[Data excerpts]
________________________

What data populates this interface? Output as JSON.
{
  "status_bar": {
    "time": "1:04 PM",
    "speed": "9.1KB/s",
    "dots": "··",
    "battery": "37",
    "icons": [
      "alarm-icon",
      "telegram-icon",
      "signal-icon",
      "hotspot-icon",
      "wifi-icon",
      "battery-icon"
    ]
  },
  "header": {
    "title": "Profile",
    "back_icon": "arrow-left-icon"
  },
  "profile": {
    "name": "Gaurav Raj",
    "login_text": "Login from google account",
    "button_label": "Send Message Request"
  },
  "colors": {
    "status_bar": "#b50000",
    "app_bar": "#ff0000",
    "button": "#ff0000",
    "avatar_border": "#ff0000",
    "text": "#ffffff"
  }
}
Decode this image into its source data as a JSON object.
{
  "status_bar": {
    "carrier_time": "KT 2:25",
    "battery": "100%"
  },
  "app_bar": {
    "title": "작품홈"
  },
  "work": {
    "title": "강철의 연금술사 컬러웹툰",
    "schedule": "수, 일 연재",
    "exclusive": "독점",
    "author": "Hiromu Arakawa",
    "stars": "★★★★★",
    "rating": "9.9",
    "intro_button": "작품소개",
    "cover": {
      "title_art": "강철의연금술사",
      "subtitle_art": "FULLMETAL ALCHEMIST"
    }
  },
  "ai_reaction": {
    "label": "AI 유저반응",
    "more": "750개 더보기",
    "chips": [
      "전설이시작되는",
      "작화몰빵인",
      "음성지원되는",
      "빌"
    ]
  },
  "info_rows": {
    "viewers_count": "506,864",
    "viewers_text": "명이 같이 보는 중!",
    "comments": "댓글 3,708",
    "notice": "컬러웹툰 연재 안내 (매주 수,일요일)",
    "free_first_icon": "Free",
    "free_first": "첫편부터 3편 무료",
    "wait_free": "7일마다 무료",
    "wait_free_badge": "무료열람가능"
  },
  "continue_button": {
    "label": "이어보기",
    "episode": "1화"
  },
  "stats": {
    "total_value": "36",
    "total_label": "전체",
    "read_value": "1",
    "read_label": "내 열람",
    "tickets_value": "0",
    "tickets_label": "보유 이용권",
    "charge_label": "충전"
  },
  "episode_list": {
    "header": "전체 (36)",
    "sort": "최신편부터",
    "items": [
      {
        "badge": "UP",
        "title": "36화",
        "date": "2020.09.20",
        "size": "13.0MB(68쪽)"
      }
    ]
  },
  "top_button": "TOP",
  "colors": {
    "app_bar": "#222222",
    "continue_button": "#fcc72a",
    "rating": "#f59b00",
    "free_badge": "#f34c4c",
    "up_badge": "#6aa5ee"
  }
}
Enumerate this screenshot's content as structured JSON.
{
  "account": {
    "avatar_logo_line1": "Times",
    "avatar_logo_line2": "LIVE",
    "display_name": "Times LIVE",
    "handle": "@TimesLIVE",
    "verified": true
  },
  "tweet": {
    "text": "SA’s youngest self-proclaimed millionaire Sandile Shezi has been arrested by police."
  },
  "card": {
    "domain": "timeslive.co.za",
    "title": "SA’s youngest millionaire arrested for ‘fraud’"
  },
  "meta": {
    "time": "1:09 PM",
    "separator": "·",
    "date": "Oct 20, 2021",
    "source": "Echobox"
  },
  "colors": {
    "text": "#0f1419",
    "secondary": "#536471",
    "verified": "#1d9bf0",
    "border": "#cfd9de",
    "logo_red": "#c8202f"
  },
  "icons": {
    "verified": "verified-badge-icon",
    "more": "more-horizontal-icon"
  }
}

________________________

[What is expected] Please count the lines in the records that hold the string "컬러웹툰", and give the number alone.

[Solution below] 2